CONCERN has been raised over Westminster’s handling of the crucial UN climate change summit planned for Glasgow following the shock sacking of the woman in charge.

Former climate minister Claire Perry O’Neill has criticised the UK Government after being removed from her role as “president” of the November event.

Expressing her sadness over losing the job, O’Neill (pictured below) added that Westminster could not cope with the fact that an independent body was managing the conference preparations.

READ MORE: Michelle Ballantyne mocked over claim climate change will 'benefit' Scotland

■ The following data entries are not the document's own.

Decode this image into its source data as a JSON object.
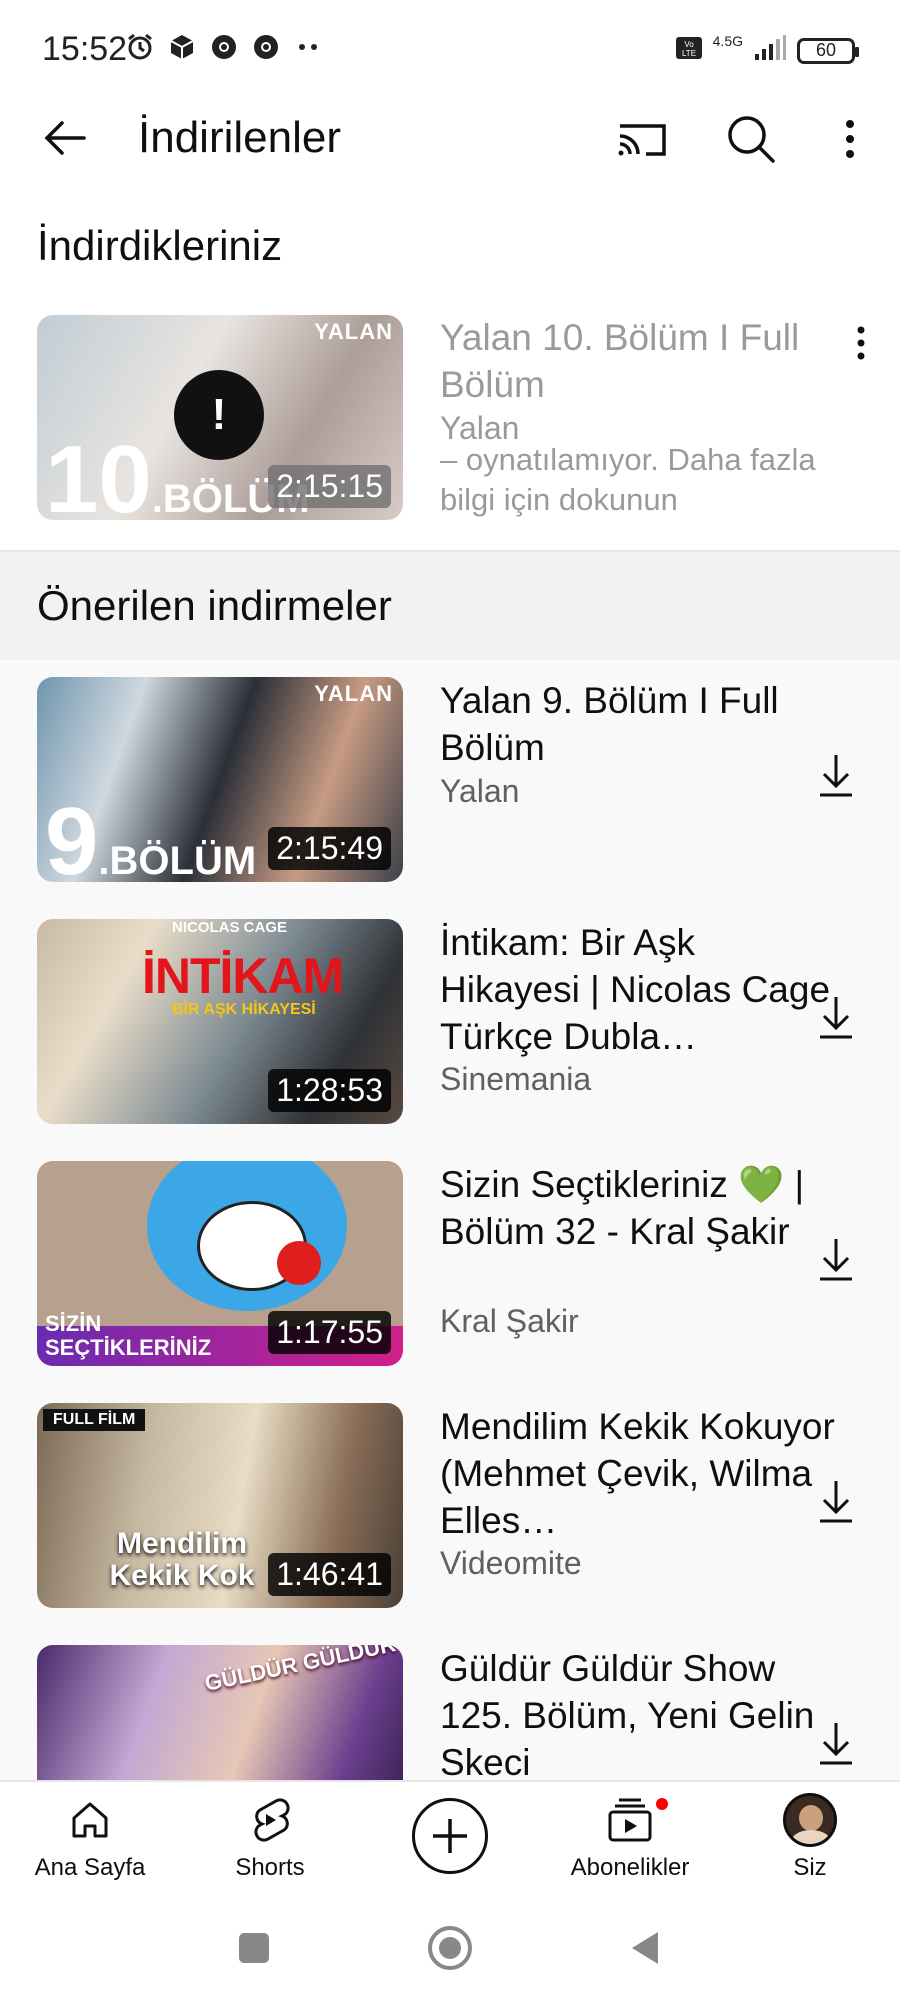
{
  "status_bar": {
    "time": "15:52",
    "network": "4.5G",
    "battery": "60"
  },
  "app_bar": {
    "title": "İndirilenler"
  },
  "downloads_section": {
    "heading": "İndirdikleriniz",
    "items": [
      {
        "title": "Yalan 10. Bölüm I Full Bölüm",
        "channel": "Yalan",
        "status": "– oynatılamıyor. Daha fazla bilgi için dokunun",
        "duration": "2:15:15",
        "thumb_tag": "YALAN",
        "thumb_ep_number": "10",
        "thumb_ep_word": ".BÖLÜM"
      }
    ]
  },
  "suggested_section": {
    "heading": "Önerilen indirmeler",
    "items": [
      {
        "title": "Yalan 9. Bölüm I Full Bölüm",
        "channel": "Yalan",
        "duration": "2:15:49",
        "thumb_tag": "YALAN",
        "thumb_ep_number": "9",
        "thumb_ep_word": ".BÖLÜM"
      },
      {
        "title": "İntikam: Bir Aşk Hikayesi | Nicolas Cage Türkçe Dubla…",
        "channel": "Sinemania",
        "duration": "1:28:53",
        "thumb_tag": "NICOLAS CAGE",
        "thumb_text": "İNTİKAM",
        "thumb_sub": "BİR AŞK HİKAYESİ"
      },
      {
        "title": "Sizin Seçtikleriniz 💚 | Bölüm 32 - Kral Şakir",
        "channel": "Kral Şakir",
        "duration": "1:17:55",
        "thumb_text": "SİZİN SEÇTİKLERİNİZ"
      },
      {
        "title": "Mendilim Kekik Kokuyor (Mehmet Çevik, Wilma Elles…",
        "channel": "Videomite",
        "duration": "1:46:41",
        "thumb_tag": "FULL FİLM",
        "thumb_text": "Mendilim Kekik Kok"
      },
      {
        "title": "Güldür Güldür Show 125. Bölüm, Yeni Gelin Skeci",
        "channel": "",
        "duration": "",
        "thumb_tag": "GÜLDÜR GÜLDÜR"
      }
    ]
  },
  "bottom_nav": {
    "items": [
      {
        "label": "Ana Sayfa",
        "icon": "home-icon"
      },
      {
        "label": "Shorts",
        "icon": "shorts-icon"
      },
      {
        "label": "",
        "icon": "create-icon"
      },
      {
        "label": "Abonelikler",
        "icon": "subscriptions-icon"
      },
      {
        "label": "Siz",
        "icon": "avatar"
      }
    ]
  },
  "colors": {
    "text_primary": "#0f0f0f",
    "text_secondary": "#606060",
    "muted": "#9a9a9a",
    "notification": "#ff0000"
  }
}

She went on to point out that No 10 has not held a single climate change meeting since the unit was formed. Sources close to her claim the UK’s preparations are in “disarray”, with cabinet ministers fighting for control over the COP 26 summit and unable to agree on a final budget.

Leader of Glasgow City Council Susan Aitken said the news of O’Neill’s sacking was “very concerning”.

The National:

“Team Glasgow are ready; our COP 26 preparations are moving at pace – @ukgov need to step up and fast,” she tweeted.

The row follows Boris Johnson’s comments that he did not want First Minister Nicola Sturgeon “anywhere near” the event and insisted the Union flag should be prominently displayed.

“I want to see a Union flag – I don’t want to see Nicola Sturgeon anywhere near it, because the Scottish Nationalist Party [sic] didn’t secure that summit in Glasgow, it was the United Kingdom Government,” he said.

Up to 30,000 delegates are expected for the conference which will be the most important on the climate since the Paris Agreement was passed in 2015. Pledges countries made then will be reviewed.

READ MORE: Greta Thunberg speaks out at Switzerland's World Economic Forum

Nations agreed in Paris to a legally binding commitment to keep global temperature rises to no more than 2C above pre-industrial levels but also offered national pledges to cut or curb their greenhouse gas emissions by 2030.

O’Neill’s role will now be taken over by the Department for Business, Energy and Industrial Strategy, the UK Government has confirmed.

A statement from the Cabinet Office said Johnson was “grateful” for the work O’Neill has done.

“Preparations will continue at pace for the summit, and a replacement will be confirmed shortly,” it said. “Going forward, this will be a ministerial role.”

The announcement has come as a shock to environmental and business groups who have been working with O’Neill but it is understood that she had become increasingly fed up by Johnson’s lack of engagement with the event. She has been pushing for an agenda and played a prominent role at the last UN summit in Madrid in December.

She has emphasised the importance of the forthcoming Glasgow event and has said the world has “one shot” to take meaningful action on climate change. If this fails, she said, people would question the whole process.

Mohamed Adow, director of climate and energy think tank, Power Shift Africa, said: “It was always going to be a challenge to have a president who had no formal role in government.

READ MORE: Climate crisis: 'ordinary people can have voices heard'

“For a successful outcome, you want the person presiding over the negotiations to be someone with genuine political power who can fully represent the UK Government and ‘knock heads together’ to ensure real progress is made. With Claire O’Neill not even being an MP, that was always going to be a challenge.”

O’Neill announced her decision to resign as an MP last September, citing the pressures of the COP26 presidency, and stood down in December’s General Election. That left her outside Cabinet discussions.

William Hague, Zac Goldsmith and Michael Howard have all been touted as her possible replacement.

The National:

Johnson is expected to make his first public intervention on the issue on Tuesday, when he will launch the UK’s COP26 strategy, at an event with Sir David Attenborough, teenage climate change campaigner Greta Thunberg the outgoing governor of the Bank of England, Mark Carney, climate expert Lord Nicholas Stern and the UN’s climate chief, Patricia Espinosa.

A Scottish Government spokesperson said: “The Scottish Government had a constructive relationship with Claire O’Neill and we wish her well. It is important a new COP president is appointed immediately and is able to build the relationships that will be needed within the UK and around the world to deliver a successful outcome from COP26. “The Scottish Government has been working collaboratively with Glasgow, the UK Government and other partners to ensure the conference is a success and we hope that this change in leadership will not disrupt those essential preparations.”